> **EXERCISE DETAILS**
Copy out each line of the material below that holds the string "meta".

> **SUPPLIED MATERIAL**
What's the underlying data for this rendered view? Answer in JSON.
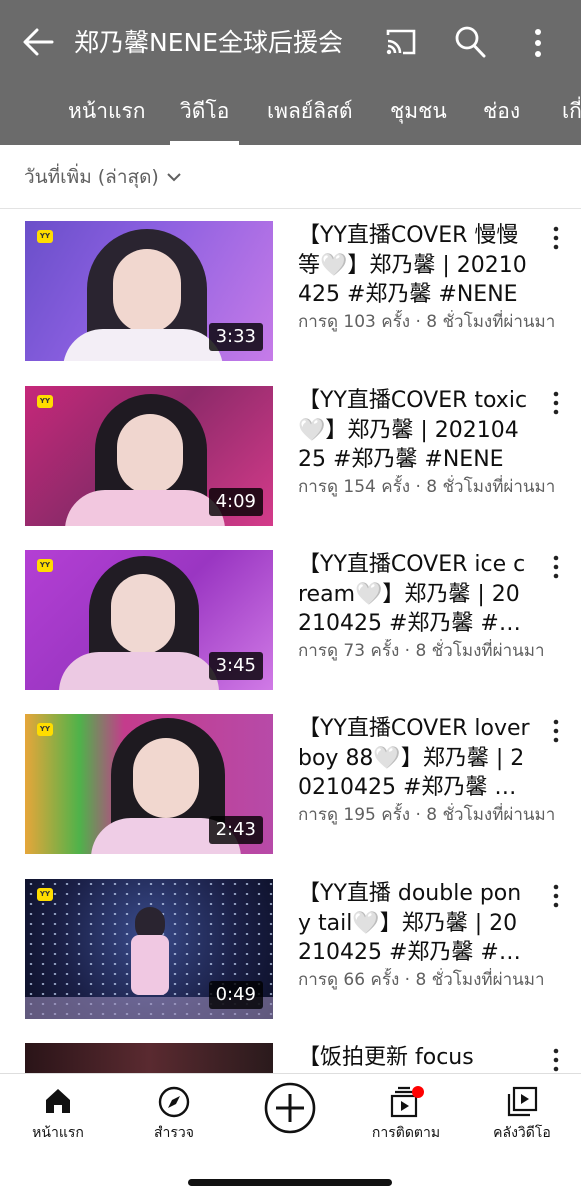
{
  "header": {
    "channel_title": "郑乃馨NENE全球后援会"
  },
  "tabs": [
    {
      "label": "หน้าแรก"
    },
    {
      "label": "วิดีโอ"
    },
    {
      "label": "เพลย์ลิสต์"
    },
    {
      "label": "ชุมชน"
    },
    {
      "label": "ช่อง"
    },
    {
      "label": "เกี่ยวกับ"
    }
  ],
  "sort": {
    "label": "วันที่เพิ่ม (ล่าสุด)"
  },
  "videos": [
    {
      "title": "【YY直播COVER 慢慢等🤍】郑乃馨 | 20210425 #郑乃馨 #NENE",
      "meta": "การดู 103 ครั้ง · 8 ชั่วโมงที่ผ่านมา",
      "duration": "3:33"
    },
    {
      "title": "【YY直播COVER toxic🤍】郑乃馨 | 20210425 #郑乃馨 #NENE",
      "meta": "การดู 154 ครั้ง · 8 ชั่วโมงที่ผ่านมา",
      "duration": "4:09"
    },
    {
      "title": "【YY直播COVER ice cream🤍】郑乃馨 | 20210425 #郑乃馨 #NENE",
      "meta": "การดู 73 ครั้ง · 8 ชั่วโมงที่ผ่านมา",
      "duration": "3:45"
    },
    {
      "title": "【YY直播COVER lover boy 88🤍】郑乃馨 | 20210425 #郑乃馨 #NENE",
      "meta": "การดู 195 ครั้ง · 8 ชั่วโมงที่ผ่านมา",
      "duration": "2:43"
    },
    {
      "title": "【YY直播 double pony tail🤍】郑乃馨 | 20210425 #郑乃馨 #NENE",
      "meta": "การดู 66 ครั้ง · 8 ชั่วโมงที่ผ่านมา",
      "duration": "0:49"
    },
    {
      "title": "【饭拍更新 focus"
    }
  ],
  "bottom_nav": [
    {
      "label": "หน้าแรก",
      "icon": "home-icon"
    },
    {
      "label": "สำรวจ",
      "icon": "explore-icon"
    },
    {
      "label": "",
      "icon": "create-icon"
    },
    {
      "label": "การติดตาม",
      "icon": "subscriptions-icon"
    },
    {
      "label": "คลังวิดีโอ",
      "icon": "library-icon"
    }
  ],
  "colors": {
    "appbar": "#6b6b6b",
    "notification_dot": "#ff0000"
  }
}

> **SOLUTION FOR THIS TASK**
      "meta": "การดู 103 ครั้ง · 8 ชั่วโมงที่ผ่านมา",
      "meta": "การดู 154 ครั้ง · 8 ชั่วโมงที่ผ่านมา",
      "meta": "การดู 73 ครั้ง · 8 ชั่วโมงที่ผ่านมา",
      "meta": "การดู 195 ครั้ง · 8 ชั่วโมงที่ผ่านมา",
      "meta": "การดู 66 ครั้ง · 8 ชั่วโมงที่ผ่านมา",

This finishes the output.